Oscar (1895-1969) and Rudy (1903-1975) Johnson ran their family farm until the 1970s. Oscar, who was wounded in World War I, had used his Army disability benefits to attend an agricultural course at Washington State College (now WSU). When his father died in 1924, he took over management, assisted by Rudy. The Johnson brothers milked half a dozen Jersey cows and kept around 2,000 chickens. They sold eggs and cream off island for decades, while providing their neighbors with checked eggs and milk at minimal cost. Island customers "never paid for anything at the time," said Jean Gordon ("The Johnson Farm Story"). The Johnsons kept a tally record for each island customer and "it was pretty hard to get anybody to send a bill," Gordon said. Generations of local teenagers helped out with milking, haying, egg gathering and sorting, and the endless round of firewood cutting and splitting, working for around 50 cents an hour and a quart of milk a day. The farthest geographical reach of Johnson farm production came from the hens that had passed their laying prime. Starting in the 1950s, they were hauled away by C.A. Swanson & Company to become TV dinners.
Once health department rules forbade the selling of the farm's unpasteurized milk for human consumption, many islanders developed a need for "cat milk," which the Johnsons were happy to provide.
The Future Meets the Past

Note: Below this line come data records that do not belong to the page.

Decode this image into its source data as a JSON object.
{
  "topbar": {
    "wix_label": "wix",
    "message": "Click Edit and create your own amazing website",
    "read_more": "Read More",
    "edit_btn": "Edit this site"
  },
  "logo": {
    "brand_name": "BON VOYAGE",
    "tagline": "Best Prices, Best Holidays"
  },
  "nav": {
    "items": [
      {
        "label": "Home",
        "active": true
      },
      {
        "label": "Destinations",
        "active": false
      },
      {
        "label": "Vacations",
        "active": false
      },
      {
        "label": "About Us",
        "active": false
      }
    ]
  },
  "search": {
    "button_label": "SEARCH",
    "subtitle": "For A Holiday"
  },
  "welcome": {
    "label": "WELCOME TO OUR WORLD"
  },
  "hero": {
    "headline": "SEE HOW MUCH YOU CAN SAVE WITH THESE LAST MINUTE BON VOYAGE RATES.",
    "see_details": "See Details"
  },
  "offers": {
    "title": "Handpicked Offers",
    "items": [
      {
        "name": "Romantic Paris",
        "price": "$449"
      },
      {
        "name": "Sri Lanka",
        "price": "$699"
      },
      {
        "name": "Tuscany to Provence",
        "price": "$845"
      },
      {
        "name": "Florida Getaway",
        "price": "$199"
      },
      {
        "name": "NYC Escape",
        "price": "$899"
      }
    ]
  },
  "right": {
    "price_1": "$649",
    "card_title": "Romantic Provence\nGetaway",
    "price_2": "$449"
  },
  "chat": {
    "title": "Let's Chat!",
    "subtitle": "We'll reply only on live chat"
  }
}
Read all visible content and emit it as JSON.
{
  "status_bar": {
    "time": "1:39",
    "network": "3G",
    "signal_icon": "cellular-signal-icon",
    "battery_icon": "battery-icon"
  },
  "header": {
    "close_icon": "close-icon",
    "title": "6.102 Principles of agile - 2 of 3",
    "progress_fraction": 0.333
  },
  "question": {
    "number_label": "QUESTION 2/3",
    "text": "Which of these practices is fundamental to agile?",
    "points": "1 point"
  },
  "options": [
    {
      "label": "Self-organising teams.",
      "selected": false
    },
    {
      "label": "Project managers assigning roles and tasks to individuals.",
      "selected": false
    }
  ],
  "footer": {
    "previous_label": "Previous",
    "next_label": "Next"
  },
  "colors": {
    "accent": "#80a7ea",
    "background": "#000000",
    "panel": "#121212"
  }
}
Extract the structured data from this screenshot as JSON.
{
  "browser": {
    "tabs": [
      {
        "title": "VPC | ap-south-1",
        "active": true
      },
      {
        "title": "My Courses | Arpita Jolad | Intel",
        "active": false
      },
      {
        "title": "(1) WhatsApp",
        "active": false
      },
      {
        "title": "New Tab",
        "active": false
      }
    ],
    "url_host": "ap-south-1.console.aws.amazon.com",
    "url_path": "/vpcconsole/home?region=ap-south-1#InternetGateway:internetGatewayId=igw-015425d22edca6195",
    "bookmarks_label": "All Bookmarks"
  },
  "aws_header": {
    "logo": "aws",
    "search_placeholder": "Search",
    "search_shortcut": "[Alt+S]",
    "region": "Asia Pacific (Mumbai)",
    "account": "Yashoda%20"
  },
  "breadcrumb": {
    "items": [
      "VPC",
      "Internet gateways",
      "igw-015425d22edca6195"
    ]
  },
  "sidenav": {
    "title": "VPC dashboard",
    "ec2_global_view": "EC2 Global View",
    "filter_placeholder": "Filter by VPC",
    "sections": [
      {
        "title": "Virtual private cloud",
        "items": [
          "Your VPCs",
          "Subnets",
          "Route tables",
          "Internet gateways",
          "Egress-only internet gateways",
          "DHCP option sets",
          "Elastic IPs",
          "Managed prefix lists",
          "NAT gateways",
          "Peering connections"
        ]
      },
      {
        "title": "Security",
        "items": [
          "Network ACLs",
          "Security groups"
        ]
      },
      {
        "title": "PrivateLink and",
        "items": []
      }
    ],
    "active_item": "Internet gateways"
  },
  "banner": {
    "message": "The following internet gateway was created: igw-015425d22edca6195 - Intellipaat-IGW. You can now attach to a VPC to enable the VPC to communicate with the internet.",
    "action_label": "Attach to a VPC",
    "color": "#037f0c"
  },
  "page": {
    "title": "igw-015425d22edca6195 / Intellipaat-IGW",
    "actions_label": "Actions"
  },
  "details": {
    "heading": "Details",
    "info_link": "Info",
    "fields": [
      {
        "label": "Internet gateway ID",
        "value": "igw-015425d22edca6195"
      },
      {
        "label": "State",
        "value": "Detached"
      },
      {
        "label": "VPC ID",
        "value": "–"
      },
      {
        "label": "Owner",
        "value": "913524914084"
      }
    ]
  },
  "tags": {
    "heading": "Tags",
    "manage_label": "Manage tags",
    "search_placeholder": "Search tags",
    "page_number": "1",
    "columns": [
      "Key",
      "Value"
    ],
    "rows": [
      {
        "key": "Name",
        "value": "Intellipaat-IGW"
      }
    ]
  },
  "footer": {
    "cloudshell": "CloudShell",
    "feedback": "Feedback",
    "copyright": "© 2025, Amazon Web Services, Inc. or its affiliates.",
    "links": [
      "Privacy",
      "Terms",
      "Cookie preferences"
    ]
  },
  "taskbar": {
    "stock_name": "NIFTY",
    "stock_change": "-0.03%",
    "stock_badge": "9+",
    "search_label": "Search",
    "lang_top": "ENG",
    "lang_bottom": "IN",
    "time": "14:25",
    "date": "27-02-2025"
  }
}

After Rudy's death in 1975, their niece Alma Ruth Laing (1931-1919) inherited the farm. Her donation of seven acres including 14 wooden buildings launched the Anderson Island Historical Society on July 15, 1975. John and Karen Parks donated an additional 20 acres, allowing for the establishment of an orchard and a community garden. After years of working to refurbish and refurnish the historical buildings, the society embarked on new construction to accommodate its expanding plans to recall and preserve island history. Construction of an archival building was authorized in 2007, with the design, "described as two chicken coops joined by a hall," ("The Johnson Farm") finalized in 2013. Thanks to donations both monetary and material and thousands of hours of volunteer labor, with average worker age of well past 60, the building passed its final inspection on January 19, 2017, with "no residual debt at all," according to Ed Stephenson, the volunteer project manager ("The Johnson Farm"). The first annual Island Art Show was held shortly thereafter.
The Association puts on a yearly round of events that keep residents occupied, as participants and spectators, without needing to head for the mainland for entertainment. The art show is followed by the Easter Egg Hunt, the spring benefit concert, a Farm Day on Memorial Day weekend, a July salmon bake, a summer band concert, a film festival, an October apple squeeze using the harvest from the orchard, and a Holiday Open House at the farmhouse. A museum and a gift shop featuring local artists is open on summer weekends and holidays, with docents available for tours. Volunteer landscapers and gardeners maintain the grounds and organize the 32 community garden plots.
Their work parties and meetings echo the ethos of the early days of settlement, when islanders joined forces to create the community they wanted. On apple squeezing day in 2020, using fruit from their community orchard and the Red Dragon, a repurposed potato harvester turned into an efficient press, they illustrated the description by the island's best-known chronicler Hazel Heckman, 60 years prior, "a horn of plenty and diminutive Eden" (Heckman, "Island...," 5).